Wojnilower believes that longer term, the US Federal Reserve is likely to react more quickly whenever core inflation exceeds its two per cent target than to a corresponding shortfall in employment. But in the near term, during an election campaign in which Federal Reserve’s independence is being questioned by both right and left, there is likely to be enough domestic or international bad news to justify postponing high-publicity rate increases.
As for long-term interest rates, the bifurcation between the US and the global outlook seems more pronounced than ever. From a purely US domestic standpoint, Wojnilower says that 10-year Treasury yields, currently near 1.6 per cent, should eventually approach three per cent. That should lift the US dollar.
And then there is an extra wild card. Let me be politically incorrect and call it militant Islam, because that is what the market talks about albeit in hushed terms. Only a small minority of Muslims are militant but that small minority is starting to influence the political scene. From what I can tell two factors are causing many people in the UK to swing towards exiting Europe. The first is the enormous waste of money in the Brussels bureaucracy. It really is a complete disgrace. But on its own, that might not swing the UK the vote. Those opposing continuation of membership in the common market are scared Britain will be forced to take a lot more refugees, most of whom are Muslims and many have not been checked. The British clearly fear that a portion of those people, albeit small, will be terrorists. It might be a totally unjustifiable belief but is clearly affecting the vote. Having said that there is clearly no certainty as to which way the vote is going to go and we are relying on opinion polls, which in the UK have been notoriously wrong.
In The US Donald Trump to date has worked out that extreme Islam is a real burning issue in the US and with the Orlando terror attack he is now beginning to play that card with much more vigour. Like everyone else I expect Hillary Clinton to be the next US President, but if Trump is right about the Muslim issue he will take a lot of beating. Trump policies mean a return to greater isolation in the US. The enormous global force that has given the world stability and has greatly assisted world trade is therefore in danger of changing course. Again I emphasise there is no certainty that this will happen and I believe Hilary Clinton will make a great President, but it is one of the factors spooking markets.
Banks hungry for higher rates
The other factor that is not greatly discussed is that ultra-low interest rates interest rates affect global bank profits. Banks make their money by the difference of deposit and lending rates but the extreme low rates overseas are reducing banking profits and causing overseas bank shares to be hammered, particularly as there are fears that some banks have increased their risk exposure to cover the profit shortfall.
Some of anti-bank sentiment is extending to Australia where there is either going to be a Royal Commission or an ASIC investigation into the banks, depending on who wins the July 2 election. The fact that both parties are promising an inquiry shows the unpopularity of banks in Australia – and that unpopularity is even greater in the US.

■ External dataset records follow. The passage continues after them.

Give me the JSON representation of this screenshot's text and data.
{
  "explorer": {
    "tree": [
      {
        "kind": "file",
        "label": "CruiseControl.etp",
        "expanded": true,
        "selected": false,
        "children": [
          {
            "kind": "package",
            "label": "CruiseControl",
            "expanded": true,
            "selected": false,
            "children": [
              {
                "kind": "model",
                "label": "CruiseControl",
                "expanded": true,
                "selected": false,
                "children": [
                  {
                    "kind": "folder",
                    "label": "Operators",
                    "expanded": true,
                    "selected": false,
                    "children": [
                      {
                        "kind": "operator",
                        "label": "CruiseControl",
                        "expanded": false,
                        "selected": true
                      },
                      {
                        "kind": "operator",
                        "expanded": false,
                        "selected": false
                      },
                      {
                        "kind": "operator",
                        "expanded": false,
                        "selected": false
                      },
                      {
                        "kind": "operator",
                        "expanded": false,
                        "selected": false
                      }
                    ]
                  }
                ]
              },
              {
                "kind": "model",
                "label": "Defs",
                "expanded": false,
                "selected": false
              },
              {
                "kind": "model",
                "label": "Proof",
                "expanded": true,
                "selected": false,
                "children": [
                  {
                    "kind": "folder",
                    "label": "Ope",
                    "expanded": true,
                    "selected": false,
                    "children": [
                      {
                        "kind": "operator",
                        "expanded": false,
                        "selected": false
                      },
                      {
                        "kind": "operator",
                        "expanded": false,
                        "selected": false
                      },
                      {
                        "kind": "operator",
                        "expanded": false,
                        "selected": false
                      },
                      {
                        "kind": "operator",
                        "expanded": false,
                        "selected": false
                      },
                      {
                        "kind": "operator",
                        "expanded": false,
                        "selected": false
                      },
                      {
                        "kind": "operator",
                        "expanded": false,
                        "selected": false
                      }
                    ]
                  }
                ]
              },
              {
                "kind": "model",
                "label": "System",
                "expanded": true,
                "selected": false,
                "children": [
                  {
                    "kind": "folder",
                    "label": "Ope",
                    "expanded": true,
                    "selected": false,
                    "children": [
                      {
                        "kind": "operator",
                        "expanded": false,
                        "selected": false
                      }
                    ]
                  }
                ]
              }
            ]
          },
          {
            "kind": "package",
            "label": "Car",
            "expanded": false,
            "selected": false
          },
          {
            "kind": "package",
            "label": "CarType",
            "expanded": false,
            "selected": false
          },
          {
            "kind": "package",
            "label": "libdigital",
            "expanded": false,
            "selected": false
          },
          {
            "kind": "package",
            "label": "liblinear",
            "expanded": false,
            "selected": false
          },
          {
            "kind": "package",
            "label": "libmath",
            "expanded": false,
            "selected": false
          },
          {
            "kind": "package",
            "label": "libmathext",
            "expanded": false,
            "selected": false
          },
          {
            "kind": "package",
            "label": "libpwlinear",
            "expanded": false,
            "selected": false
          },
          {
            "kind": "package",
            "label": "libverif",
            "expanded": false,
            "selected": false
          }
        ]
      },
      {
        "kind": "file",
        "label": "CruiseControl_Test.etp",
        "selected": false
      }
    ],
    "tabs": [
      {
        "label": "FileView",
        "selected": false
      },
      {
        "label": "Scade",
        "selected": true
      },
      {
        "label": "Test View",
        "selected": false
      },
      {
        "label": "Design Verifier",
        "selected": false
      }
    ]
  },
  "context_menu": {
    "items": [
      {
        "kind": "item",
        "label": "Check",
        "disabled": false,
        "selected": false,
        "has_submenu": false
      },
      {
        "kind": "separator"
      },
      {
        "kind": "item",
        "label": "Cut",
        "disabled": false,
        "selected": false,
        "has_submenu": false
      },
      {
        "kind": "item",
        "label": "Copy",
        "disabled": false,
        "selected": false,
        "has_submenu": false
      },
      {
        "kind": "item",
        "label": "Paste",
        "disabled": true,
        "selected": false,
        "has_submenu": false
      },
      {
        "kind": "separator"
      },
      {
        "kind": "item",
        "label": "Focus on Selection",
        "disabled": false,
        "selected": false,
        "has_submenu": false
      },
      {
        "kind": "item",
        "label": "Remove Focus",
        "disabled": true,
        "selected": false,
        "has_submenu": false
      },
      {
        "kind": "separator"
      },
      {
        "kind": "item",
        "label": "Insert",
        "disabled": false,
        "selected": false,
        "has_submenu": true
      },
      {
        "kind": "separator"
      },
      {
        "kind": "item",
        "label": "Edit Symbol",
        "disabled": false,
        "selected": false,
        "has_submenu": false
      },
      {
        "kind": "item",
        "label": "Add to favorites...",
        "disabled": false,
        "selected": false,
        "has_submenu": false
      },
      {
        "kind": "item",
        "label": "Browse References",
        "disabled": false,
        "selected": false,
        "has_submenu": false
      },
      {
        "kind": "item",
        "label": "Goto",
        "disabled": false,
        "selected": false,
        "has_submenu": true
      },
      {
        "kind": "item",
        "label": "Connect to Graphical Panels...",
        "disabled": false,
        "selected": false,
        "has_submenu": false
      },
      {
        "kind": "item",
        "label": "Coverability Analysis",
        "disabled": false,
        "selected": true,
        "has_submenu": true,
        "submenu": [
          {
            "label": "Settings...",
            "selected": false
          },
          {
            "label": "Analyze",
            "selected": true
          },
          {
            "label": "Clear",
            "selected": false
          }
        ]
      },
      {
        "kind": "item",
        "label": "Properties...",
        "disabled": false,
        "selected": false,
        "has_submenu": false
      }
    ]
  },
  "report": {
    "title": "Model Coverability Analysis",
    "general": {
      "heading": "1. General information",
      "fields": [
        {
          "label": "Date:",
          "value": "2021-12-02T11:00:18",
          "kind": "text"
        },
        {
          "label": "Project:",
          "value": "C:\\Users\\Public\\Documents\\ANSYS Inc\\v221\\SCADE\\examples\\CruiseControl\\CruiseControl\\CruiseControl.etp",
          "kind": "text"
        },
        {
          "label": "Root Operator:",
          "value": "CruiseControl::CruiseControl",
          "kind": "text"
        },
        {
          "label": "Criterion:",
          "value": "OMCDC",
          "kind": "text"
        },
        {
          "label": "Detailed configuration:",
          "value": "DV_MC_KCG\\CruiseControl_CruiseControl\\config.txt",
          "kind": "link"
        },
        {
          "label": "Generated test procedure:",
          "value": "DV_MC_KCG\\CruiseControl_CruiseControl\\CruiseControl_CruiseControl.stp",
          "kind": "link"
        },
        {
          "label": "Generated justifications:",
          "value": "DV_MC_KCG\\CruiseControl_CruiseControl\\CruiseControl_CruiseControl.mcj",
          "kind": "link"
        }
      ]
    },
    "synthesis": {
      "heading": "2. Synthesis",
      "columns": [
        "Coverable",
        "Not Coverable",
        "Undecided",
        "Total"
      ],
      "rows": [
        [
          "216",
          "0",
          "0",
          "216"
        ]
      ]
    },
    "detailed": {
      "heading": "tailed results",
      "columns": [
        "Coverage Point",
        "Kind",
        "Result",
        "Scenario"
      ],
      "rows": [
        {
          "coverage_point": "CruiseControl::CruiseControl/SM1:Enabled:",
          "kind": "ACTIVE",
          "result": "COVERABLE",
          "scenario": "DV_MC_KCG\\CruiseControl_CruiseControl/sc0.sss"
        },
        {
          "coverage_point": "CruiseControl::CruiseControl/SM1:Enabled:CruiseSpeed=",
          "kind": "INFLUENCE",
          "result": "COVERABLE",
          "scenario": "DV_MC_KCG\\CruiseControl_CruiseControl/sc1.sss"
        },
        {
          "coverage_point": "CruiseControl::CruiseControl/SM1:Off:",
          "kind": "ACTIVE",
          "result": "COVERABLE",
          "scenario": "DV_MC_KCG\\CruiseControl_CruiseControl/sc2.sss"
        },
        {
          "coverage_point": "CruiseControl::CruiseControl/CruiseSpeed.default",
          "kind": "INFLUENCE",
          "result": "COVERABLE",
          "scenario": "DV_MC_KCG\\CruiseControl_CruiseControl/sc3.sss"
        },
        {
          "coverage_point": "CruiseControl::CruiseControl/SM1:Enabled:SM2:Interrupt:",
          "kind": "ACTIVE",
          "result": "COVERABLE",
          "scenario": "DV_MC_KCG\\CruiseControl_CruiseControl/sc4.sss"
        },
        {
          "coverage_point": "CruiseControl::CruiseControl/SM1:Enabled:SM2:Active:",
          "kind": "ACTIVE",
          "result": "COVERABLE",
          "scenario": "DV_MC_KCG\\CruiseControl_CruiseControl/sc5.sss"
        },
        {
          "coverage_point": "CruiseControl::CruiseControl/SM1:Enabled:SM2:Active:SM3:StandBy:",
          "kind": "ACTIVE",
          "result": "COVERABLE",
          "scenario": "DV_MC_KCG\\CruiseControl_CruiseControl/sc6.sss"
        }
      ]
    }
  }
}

In Australia, the Turnbull government is making a determined push to try and expand small and medium business by tax cuts and investment allowances. Assuming the coalition is re-elected this is going to be growth area in the economy and Australian banks no longer dominate this area. They tend to want a house as security, while the APRA capital rules mean that small business loans require much more capital than housing loans. And so what we are seeing is a large number of enterprises starting up that lend directly to small and medium sized enterprises without the capital regulation and in due course we are going to see a lot of debt raised by these enterprises which are looking to compete with banks. I have taken out debt in one such enterprise but those looking to take up that sort of debt to relieve the pressure of very low interest rates need to be sure the group they are lending to is not making big loans to property, but rather has a wide spread of loans.

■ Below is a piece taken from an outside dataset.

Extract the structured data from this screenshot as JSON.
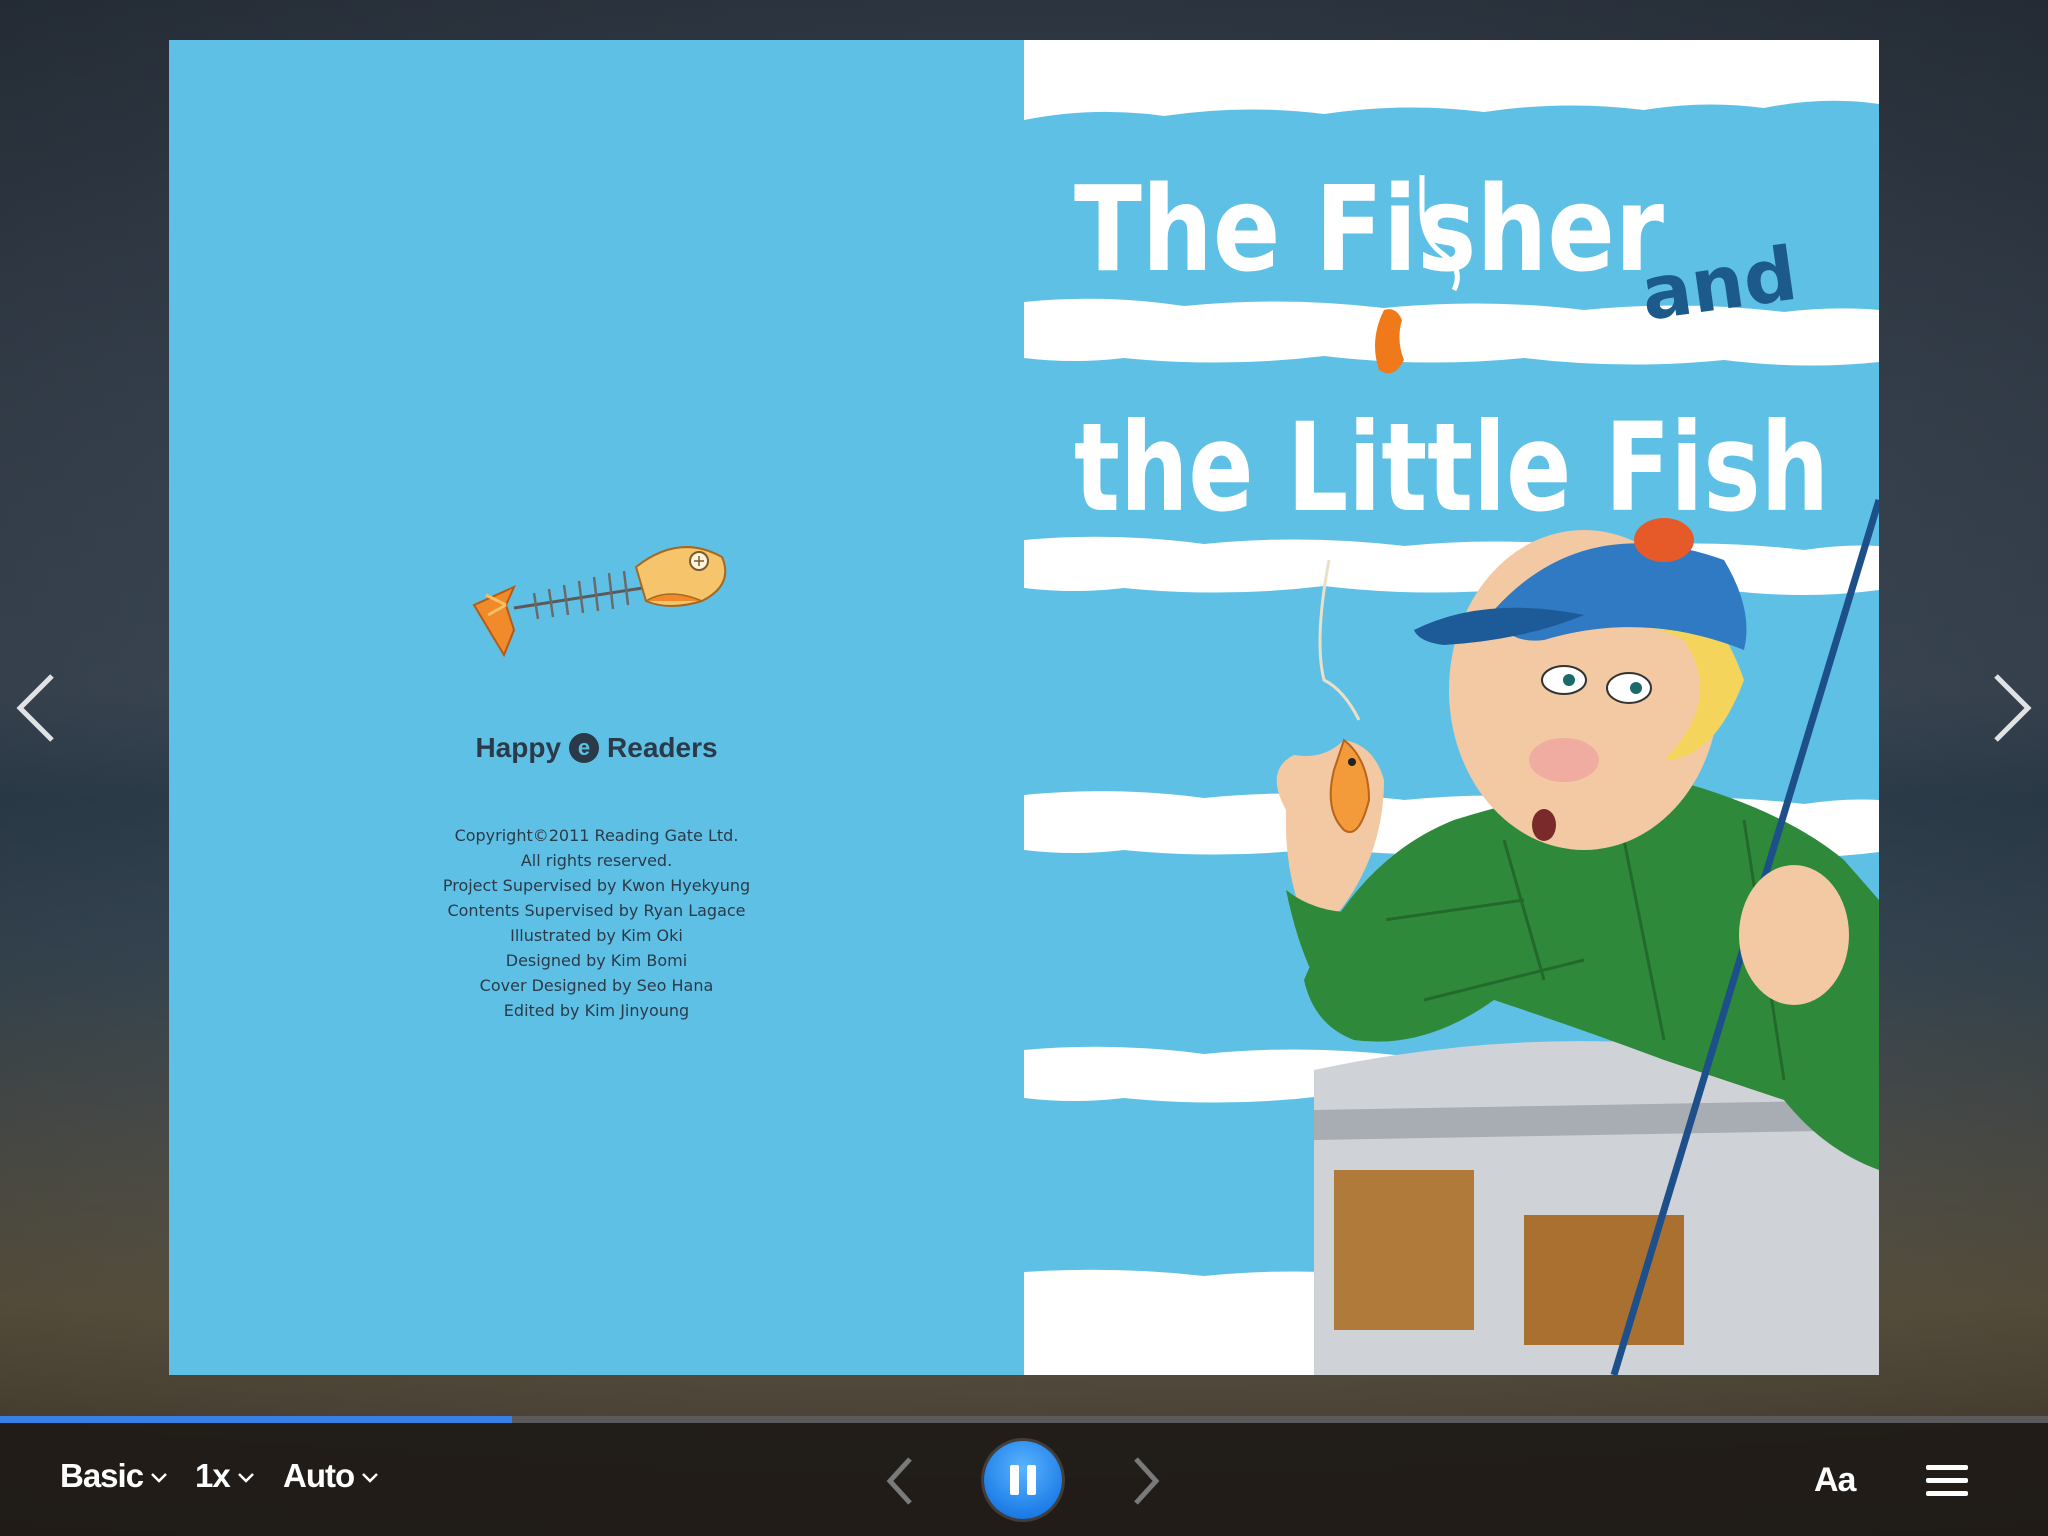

There is a lot of second mortgage money backing the apartment boom, which carries considerable risk. I like a wide spread of loans and those groups that insure their exposure with reputable insurance companies provide an extra level of security albeit that they offer a lower return. But one-way or another, that means more competition for banks. In this time of low growth and very low interest rates, the great risk that faces investors is that in their desperation to get higher rates, they will take risks that blow up on them. Be constantly on the alert for this. I will feel a lot more comfortable if we have a coalition win with its associated small business stimulus and Hillary Clinton becomes president in the US, but as is always the case with elections you can never be sure – they are two horse races.